Rick negotiates with the Governor, who reveals that (of course) he only wants Michonne. Our fearless leader offers a hypothetical question: “If I give you Michonne, how do I know you’ll keep your word?” The Gov gives him two days to think over the offer. After establishing similarities and a cool understanding between the lesser members of each faction, everyone gets back in their cars to leave. The henchmen and advisers exchange tense glances through open car windows as the vehicles move away in a yin yang pattern. (This seems pointed – Woodbury and the prison are inextricably intertwined now, perversely relying on one another.)
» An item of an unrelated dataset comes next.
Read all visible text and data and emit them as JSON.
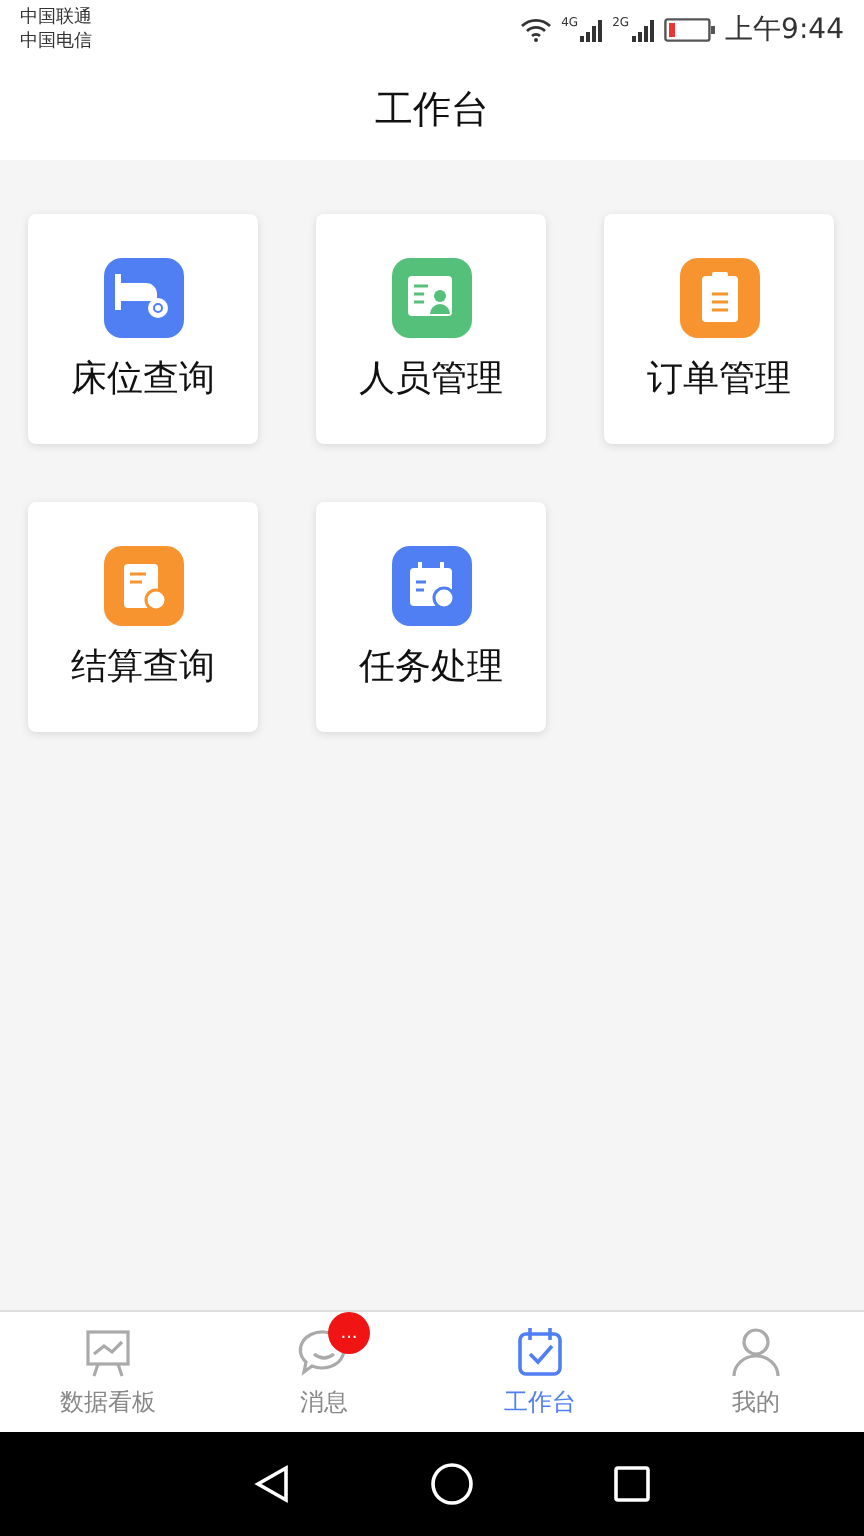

Shortly after arriving back in Woodbury, the Gov lets Milton in on his master plan, which of course is to kill everyone but Michonne. As he tells Martinez happily, in a few days they’ll bring everyone around and it’ll be a perfect way to end everything! He explains that this is obviously the “best way to avoid a slaughter.” Showing some backbone for once despite his deeply rooted fear of the Governor, Milton says, “That is a slaughter.”
The show’s soundtrack has changed in the last few episodes, and this is no exception. There’s a soft crooner on the soundtrack as the Governor and Andrea dance around each other, then as Rick avoids telling his people what the terms are. “He wants the prison, he wants us gone,” he tells the prison posse. “We’re going to war.” It’s clear he’s chosen a battle over sacrificing Michonne, as we expected him to do. Afterward, though, he asks Hershel if he’s willing to sacrifice his daughters’ lives for her. “Why would you tell me this?” Hershel wonders, and it’s a good question. “I’m hoping you can talk me out of it,” Rick reveals. And cut.
This episode was a slow fizzle as opposed to last week’s uncomfortable burn. I realize the season’s End of Days is coming up, but this episode slowed the season’s roll to a point of inertia. Hopefully the writers can pick it up again next week.
Julia Rhodes graduated from Indiana University with a degree in Communication and Culture. She’s always been passionate about movies and media, and is particularly fond of horror and feminist film theory, but has a soft spot for teen romances and black comedies. She also loves animals and vegetarian cooking; who says horror geeks aren’t compassionate and gentle? Google+